- [What you have to do]: Word for word, retype the records below.

(Website and app data records)
============================================================

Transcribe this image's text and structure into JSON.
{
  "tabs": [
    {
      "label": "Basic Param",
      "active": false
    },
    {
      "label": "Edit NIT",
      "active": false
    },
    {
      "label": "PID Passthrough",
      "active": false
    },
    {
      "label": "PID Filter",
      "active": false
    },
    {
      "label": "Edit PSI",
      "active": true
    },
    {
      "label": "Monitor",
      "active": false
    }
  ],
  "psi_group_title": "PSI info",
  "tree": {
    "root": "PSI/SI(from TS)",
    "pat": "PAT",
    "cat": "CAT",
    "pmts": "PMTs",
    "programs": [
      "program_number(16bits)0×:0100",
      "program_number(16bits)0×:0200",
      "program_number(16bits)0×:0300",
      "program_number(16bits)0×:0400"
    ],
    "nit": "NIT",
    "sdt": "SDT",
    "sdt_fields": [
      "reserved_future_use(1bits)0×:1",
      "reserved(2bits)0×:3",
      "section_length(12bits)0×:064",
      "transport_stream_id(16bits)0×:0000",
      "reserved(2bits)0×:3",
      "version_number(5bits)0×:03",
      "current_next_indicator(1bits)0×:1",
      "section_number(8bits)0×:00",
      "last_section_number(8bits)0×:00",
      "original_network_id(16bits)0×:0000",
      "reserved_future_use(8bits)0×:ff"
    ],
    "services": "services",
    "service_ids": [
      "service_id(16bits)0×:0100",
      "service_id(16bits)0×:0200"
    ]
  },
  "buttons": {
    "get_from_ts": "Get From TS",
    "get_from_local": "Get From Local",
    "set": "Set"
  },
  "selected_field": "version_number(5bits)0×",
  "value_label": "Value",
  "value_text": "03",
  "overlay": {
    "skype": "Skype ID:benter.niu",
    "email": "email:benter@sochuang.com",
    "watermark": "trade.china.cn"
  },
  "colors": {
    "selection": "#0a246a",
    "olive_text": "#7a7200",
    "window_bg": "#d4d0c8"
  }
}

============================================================

- [Task solution]:
Transcribe this image's text and structure into JSON.
{
  "tabs": [
    {
      "label": "Basic Param",
      "active": false
    },
    {
      "label": "Edit NIT",
      "active": false
    },
    {
      "label": "PID Passthrough",
      "active": false
    },
    {
      "label": "PID Filter",
      "active": false
    },
    {
      "label": "Edit PSI",
      "active": true
    },
    {
      "label": "Monitor",
      "active": false
    }
  ],
  "psi_group_title": "PSI info",
  "tree": {
    "root": "PSI/SI(from TS)",
    "pat": "PAT",
    "cat": "CAT",
    "pmts": "PMTs",
    "programs": [
      "program_number(16bits)0×:0100",
      "program_number(16bits)0×:0200",
      "program_number(16bits)0×:0300",
      "program_number(16bits)0×:0400"
    ],
    "nit": "NIT",
    "sdt": "SDT",
    "sdt_fields": [
      "reserved_future_use(1bits)0×:1",
      "reserved(2bits)0×:3",
      "section_length(12bits)0×:064",
      "transport_stream_id(16bits)0×:0000",
      "reserved(2bits)0×:3",
      "version_number(5bits)0×:03",
      "current_next_indicator(1bits)0×:1",
      "section_number(8bits)0×:00",
      "last_section_number(8bits)0×:00",
      "original_network_id(16bits)0×:0000",
      "reserved_future_use(8bits)0×:ff"
    ],
    "services": "services",
    "service_ids": [
      "service_id(16bits)0×:0100",
      "service_id(16bits)0×:0200"
    ]
  },
  "buttons": {
    "get_from_ts": "Get From TS",
    "get_from_local": "Get From Local",
    "set": "Set"
  },
  "selected_field": "version_number(5bits)0×",
  "value_label": "Value",
  "value_text": "03",
  "overlay": {
    "skype": "Skype ID:benter.niu",
    "email": "email:benter@sochuang.com",
    "watermark": "trade.china.cn"
  },
  "colors": {
    "selection": "#0a246a",
    "olive_text": "#7a7200",
    "window_bg": "#d4d0c8"
  }
}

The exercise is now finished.